Of all the things a conductor must know, it is this last point that is the most important.  Their example communicates a message to the players.  If a conductor knows the score, has taken the time to get to know the players, if the conductor recognizes that every motion of their baton means something and that the best orchestras play like a team, then the conductor will have set an example for the players to follow. 

Most importantly, the players will want to deliver their best performance because they won’t want to let down the leader.  Their admiration and respect for the conductor will inspire them to give their best efforts. 

In today’s world where CEO pay is sometimes 1,000% higher than the administrative assistants sitting down the hall from them, the notion of servant leadership has come under assault.  Corporate scandals and Ponzi schemes have eroded trust that leaders in business will do the right things.  I get this.

Yet I believe that there are still many great leaders in business today who do lead by example.  There is also great hunger for and interest in leadership as evidenced by the dozens of books and thousands of articles written every year on the topic.  Leadership is not dead.  But examples of poor leadership and selfish behavior usually get the big headlines. 

Here is a headline you may not have seen.  Inc. Magazine reported in 2015 that the US now has 27 million entrepreneurs.  These brave people strike out on their own to do something they believe in.  This gives me great hope for the future of the US.  Who knows?  Maybe the next great leader is learning lessons in the trenches right now and just waiting for their chance to break through. 

 

Final Thoughts

If you’ve lost hope in leaders today, I can certainly understand that sentiment.  Yet I believe that it is never wise to bet against the American spirit of ingenuity.  We Americans are an innovative and irrepressible people.  Put another way, our leadership issues today are just another problem to solve.  We are very good at solving problems.   

 

The information contained in this article is provided for informational purposes only.

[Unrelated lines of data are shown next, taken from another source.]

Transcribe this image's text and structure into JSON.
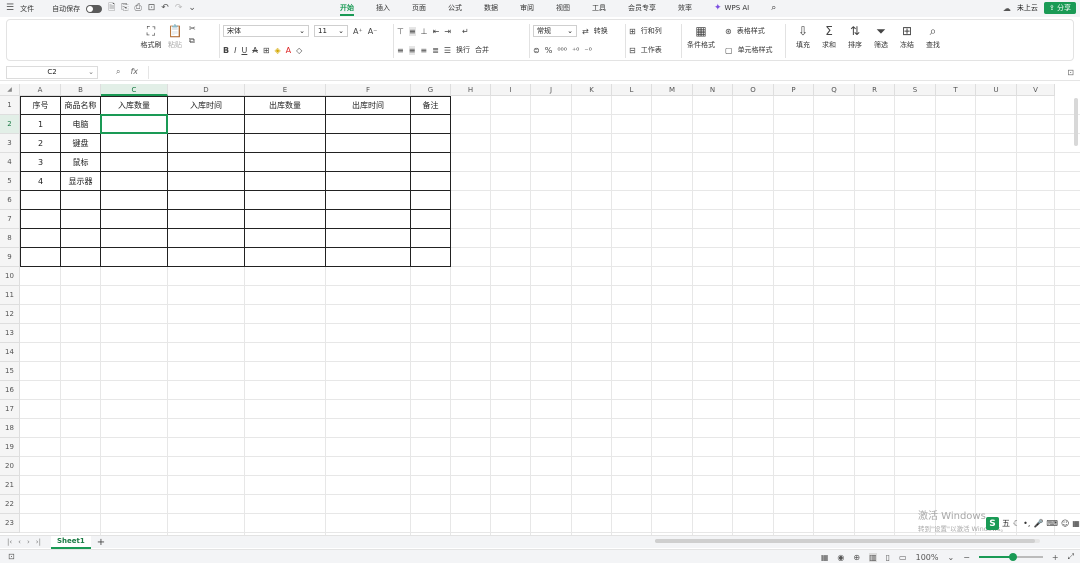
{
  "titlebar": {
    "menu_label": "文件",
    "autosave_label": "自动保存",
    "tabs": [
      {
        "label": "开始",
        "active": true
      },
      {
        "label": "插入"
      },
      {
        "label": "页面"
      },
      {
        "label": "公式"
      },
      {
        "label": "数据"
      },
      {
        "label": "审阅"
      },
      {
        "label": "视图"
      },
      {
        "label": "工具"
      },
      {
        "label": "会员专享"
      },
      {
        "label": "效率"
      },
      {
        "label": "WPS AI"
      }
    ],
    "cloud_label": "未上云",
    "share_label": "分享"
  },
  "ribbon": {
    "format_painter": "格式刷",
    "paste": "粘贴",
    "font_name": "宋体",
    "font_size": "11",
    "number_format": "常规",
    "convert": "转换",
    "wrap": "换行",
    "merge": "合并",
    "row_col": "行和列",
    "worksheet": "工作表",
    "cond_format": "条件格式",
    "table_style": "表格样式",
    "cell_style": "单元格样式",
    "fill": "填充",
    "sum": "求和",
    "sort": "排序",
    "filter": "筛选",
    "freeze": "冻结",
    "find": "查找"
  },
  "formula_bar": {
    "name_box": "C2",
    "fx": "fx",
    "value": ""
  },
  "columns": [
    "A",
    "B",
    "C",
    "D",
    "E",
    "F",
    "G",
    "H",
    "I",
    "J",
    "K",
    "L",
    "M",
    "N",
    "O",
    "P",
    "Q",
    "R",
    "S",
    "T",
    "U",
    "V"
  ],
  "rows": [
    "1",
    "2",
    "3",
    "4",
    "5",
    "6",
    "7",
    "8",
    "9",
    "10",
    "11",
    "12",
    "13",
    "14",
    "15",
    "16",
    "17",
    "18",
    "19",
    "20",
    "21",
    "22",
    "23"
  ],
  "table": {
    "headers": [
      "序号",
      "商品名称",
      "入库数量",
      "入库时间",
      "出库数量",
      "出库时间",
      "备注"
    ],
    "data": [
      [
        "1",
        "电脑"
      ],
      [
        "2",
        "键盘"
      ],
      [
        "3",
        "鼠标"
      ],
      [
        "4",
        "显示器"
      ]
    ]
  },
  "sheet_tabs": [
    {
      "label": "Sheet1",
      "active": true
    }
  ],
  "status": {
    "zoom": "100%"
  },
  "watermark": {
    "title": "激活 Windows",
    "subtitle": "转到\"设置\"以激活 Windows。"
  },
  "ime": {
    "label": "五"
  },
  "colors": {
    "accent": "#1a9a55",
    "ai_purple": "#7b4de0"
  }
}
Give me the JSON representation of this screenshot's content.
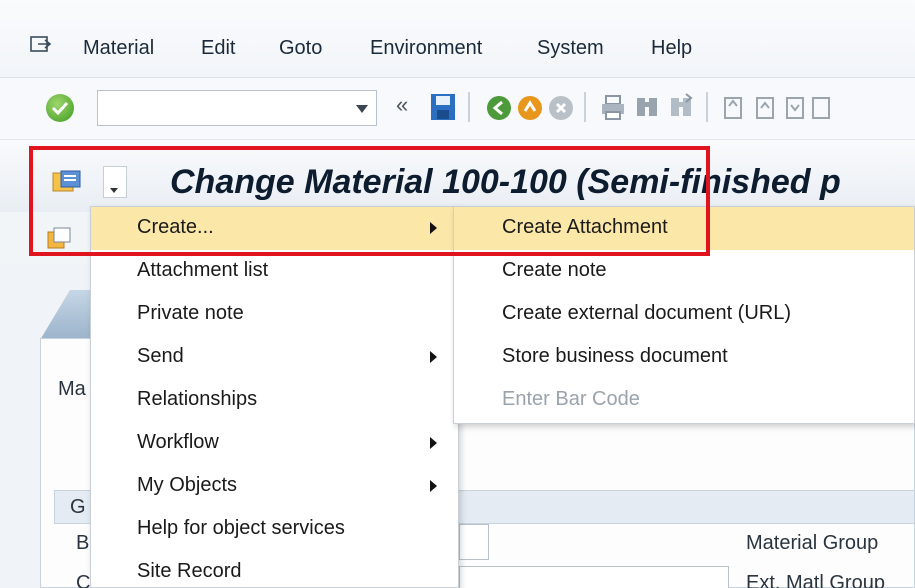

No illustration or content in it should be construed as a substitute for informed professional tax, legal, and or/financial advice.